KYIV, Ukraine — With the Pentagon warning of continued Russian troop buildups and a possible imminent invasion of Ukraine, that country’s leader on Friday warned against talking about war, even as a diplomatic scramble to ease the impasse continued with no sign of a breakthrough. .
Ukrainian President Volodymyr Zelensky said the security situation surrounding his country – where intelligence officials estimate 130,000 Russian troops have massed near the borders, including north of the capital, Kyiv – was not much different from that of last year around the same time and, while dangerous, did not necessarily mean that war was imminent or inevitable.
A day after speaking by telephone with President Biden, who reaffirmed the United States’ commitment to respond forcefully to a Russian attack, Mr. Zelensky emphasized at a press conference that he and the President Americans did not disagree on the seriousness of the Russian threat, but differed in the tone of their public comments on it.
He noted that in the past, Russia had used military buildup as a scare tactic.
“We have no misunderstandings with the president, but I deeply understand what is happening in my country, just as he understands what is happening in his country,” Mr. Zelensky said of Mr. Biden. The drumbeats of war, he added, could contribute to domestic instability and economic turmoil that would increase the risk posed by Russia.
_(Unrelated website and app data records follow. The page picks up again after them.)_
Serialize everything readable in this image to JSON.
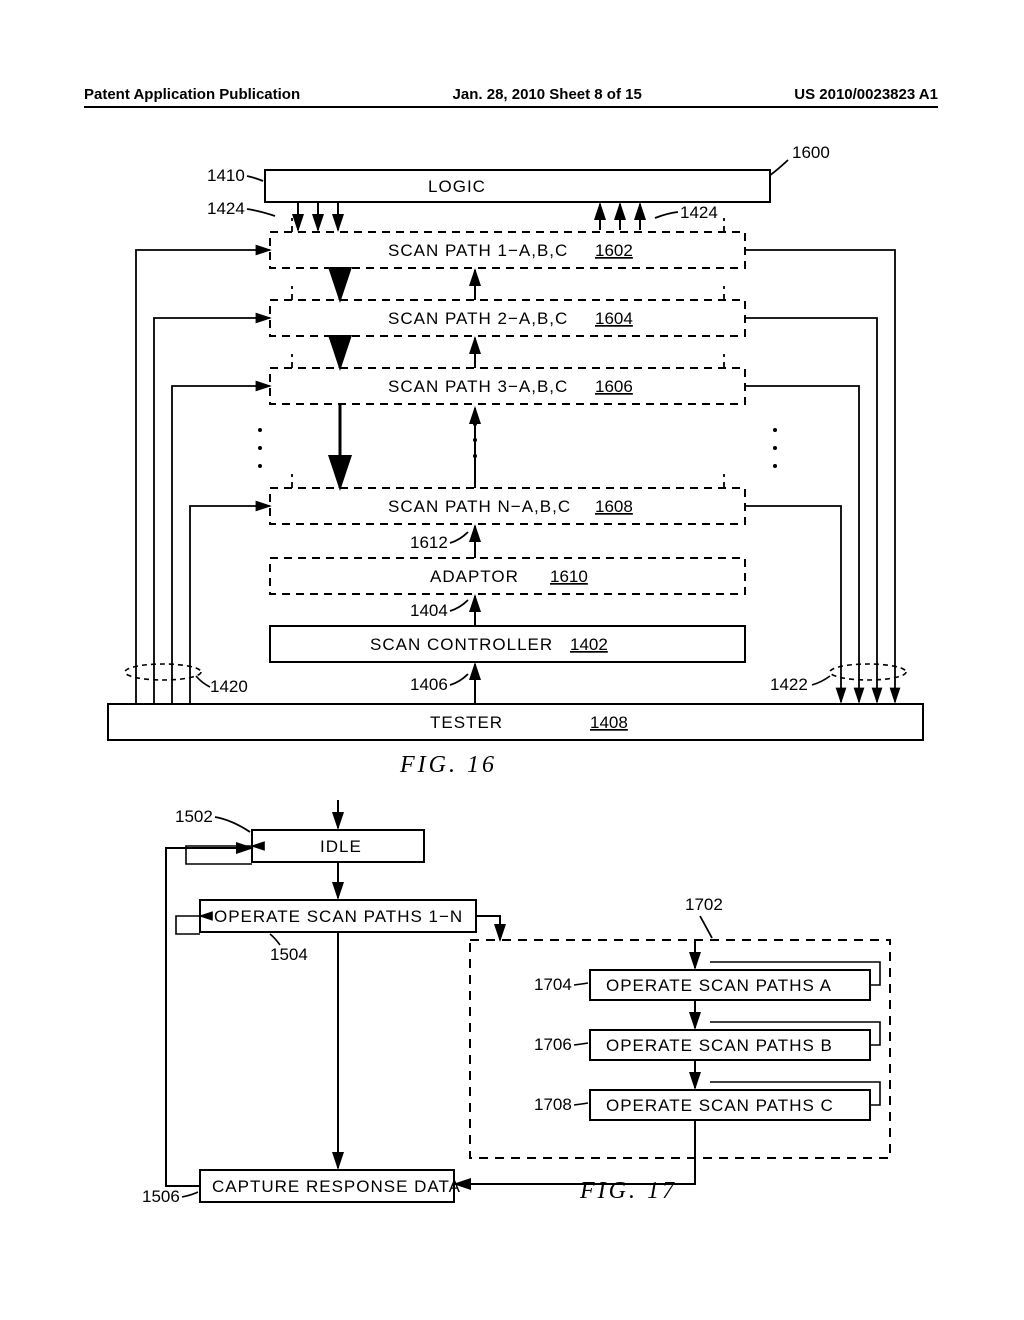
{
  "header": {
    "left": "Patent Application Publication",
    "center": "Jan. 28, 2010  Sheet 8 of 15",
    "right": "US 2010/0023823 A1"
  },
  "fig16": {
    "title": "FIG.   16",
    "logic": "LOGIC",
    "sp1": "SCAN PATH 1−A,B,C",
    "sp2": "SCAN PATH 2−A,B,C",
    "sp3": "SCAN PATH 3−A,B,C",
    "spn": "SCAN PATH N−A,B,C",
    "adaptor": "ADAPTOR",
    "scanctrl": "SCAN CONTROLLER",
    "tester": "TESTER",
    "ref1600": "1600",
    "ref1410": "1410",
    "ref1424a": "1424",
    "ref1424b": "1424",
    "ref1602": "1602",
    "ref1604": "1604",
    "ref1606": "1606",
    "ref1608": "1608",
    "ref1612": "1612",
    "ref1610": "1610",
    "ref1404": "1404",
    "ref1402": "1402",
    "ref1420": "1420",
    "ref1406": "1406",
    "ref1422": "1422",
    "ref1408": "1408"
  },
  "fig17": {
    "title": "FIG.   17",
    "idle": "IDLE",
    "op1n": "OPERATE SCAN PATHS 1−N",
    "opa": "OPERATE SCAN PATHS A",
    "opb": "OPERATE SCAN PATHS B",
    "opc": "OPERATE SCAN PATHS C",
    "capture": "CAPTURE RESPONSE DATA",
    "ref1502": "1502",
    "ref1504": "1504",
    "ref1702": "1702",
    "ref1704": "1704",
    "ref1706": "1706",
    "ref1708": "1708",
    "ref1506": "1506"
  }
}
Mr Zelensky has challenged decisions by the United States and Britain to withdraw non-essential diplomatic personnel from Ukraine, which he says sets an unduly alarming tone. “I think it was a mistake,” he said, adding that “in these circumstances everyone is essential.”
“I don’t think we have the Titanic here,” he said.
The United States has been more outspoken than many European countries about the threat of a Russian attack, even as the Biden administration has tried to project a unified front with NATO allies.
The Pentagon said that in the past 24 hours more Russian forces had been moved into the area. Although US officials do not believe Russian President Vladimir V. Putin has decided to launch an invasion, President Biden still believes there is “a distinct possibility” that Russia could do so in February Emily Horne, door -spokesman of the National Security Council, said Thursday.
It is this kind of delay that Mr. Zelensky has most strongly rejected.
“We have to be very careful how we speak every day, every minute, when we try to say war will happen tomorrow,” Mr Zelensky said. “We are preparing for any scenario and we have several,” he said.
“I think it has to be silent military preparation and silent diplomacy,” he added.
“It’s not like we’re acting like it’s the highest threat level,” he said. The mere fact that tens of thousands of Russian troops were on the border was itself a risk, with the danger of a mistake or provocation spiraling out of control.
As Ukrainian soldiers dug trenches along the snow-covered eastern front, children sledding in the capital, Kyiv. Most people were going about their daily business.
French President Emmanuel Macron spoke by videoconference Friday with Mr Putin, and despite Mr Macron’s plea for a somewhat conciliatory approach to Moscow, the Kremlin said in a statement afterwards that “the main concerns of Russia have not been dealt with”.
Still, Russian Foreign Minister Sergei V. Lavrov has signaled there could be a window for negotiation with the United States on limited security issues in Europe, including missile deployments and military exercises. . Speaking in a Russian radio interview on Friday, Lavrov said Washington’s written response this week to requests for Russian security guarantees contained “a kernel of rationality” on some issues.
Asked what he thinks of Mr. Putin’s intentions, Mr. Zelensky replied that the actions of the Russians speak for themselves.
“Why do you need so many soldiers?” Why do you need so many exercises so often? ” He asked. “It is indeed dangerous.”
The Russian actions are a form of “sado-masochism”, he said. “It’s just brutal cynicism.”
Russia demanded a withdrawal of NATO forces from Eastern Europe, allowing Moscow to reassert a sphere of influence resembling the one it had until the 1990s. United States and its Western allies.
Western officials say Russia’s often contradictory public statements do not square with the actions it has taken to threaten Ukraine.
The United States and NATO allies have placed troops on high alert and stepped up arms deliveries to Ukraine, but Mr. Biden, who has not spoken to Mr. Putin for a A tense “virtual summit” in early December said he did not plan to send more US troops to Ukraine.
The Biden administration convened a meeting of the United Nations Security Council on Monday, which could lead to a face-to-face debate on Ukraine between the United States and Russia.
Michael Schwirtz reported from Kiev, Andrew E. Kramer from Kramatorsk, Ukraine and Bengali Shashankand Marc Santora from London.